--- START ---
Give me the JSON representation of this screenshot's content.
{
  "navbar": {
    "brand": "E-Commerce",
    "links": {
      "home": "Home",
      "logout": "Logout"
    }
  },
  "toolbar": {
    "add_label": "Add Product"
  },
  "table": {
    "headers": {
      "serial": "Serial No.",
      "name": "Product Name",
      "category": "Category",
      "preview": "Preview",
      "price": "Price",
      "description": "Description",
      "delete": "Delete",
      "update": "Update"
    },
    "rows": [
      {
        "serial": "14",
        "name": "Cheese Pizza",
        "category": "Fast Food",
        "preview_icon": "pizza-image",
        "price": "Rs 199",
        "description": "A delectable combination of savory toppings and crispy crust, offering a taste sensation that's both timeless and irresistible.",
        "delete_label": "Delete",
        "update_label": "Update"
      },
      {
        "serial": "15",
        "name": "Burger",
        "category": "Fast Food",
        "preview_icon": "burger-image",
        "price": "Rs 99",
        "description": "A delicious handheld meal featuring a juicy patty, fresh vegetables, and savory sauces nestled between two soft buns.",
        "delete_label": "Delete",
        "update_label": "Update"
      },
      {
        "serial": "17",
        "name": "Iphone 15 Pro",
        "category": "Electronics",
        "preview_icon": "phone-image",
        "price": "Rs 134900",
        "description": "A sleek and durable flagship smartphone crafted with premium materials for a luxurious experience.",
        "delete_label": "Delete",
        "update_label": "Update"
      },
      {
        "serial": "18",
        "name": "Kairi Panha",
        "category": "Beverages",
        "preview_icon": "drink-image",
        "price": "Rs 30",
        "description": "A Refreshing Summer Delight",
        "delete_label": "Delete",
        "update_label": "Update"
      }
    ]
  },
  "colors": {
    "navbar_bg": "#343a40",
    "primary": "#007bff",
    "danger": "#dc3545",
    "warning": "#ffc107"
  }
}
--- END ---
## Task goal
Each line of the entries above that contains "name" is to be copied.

## Task solution
      "name": "Product Name",
        "name": "Cheese Pizza",
        "name": "Burger",
        "name": "Iphone 15 Pro",
        "name": "Kairi Panha",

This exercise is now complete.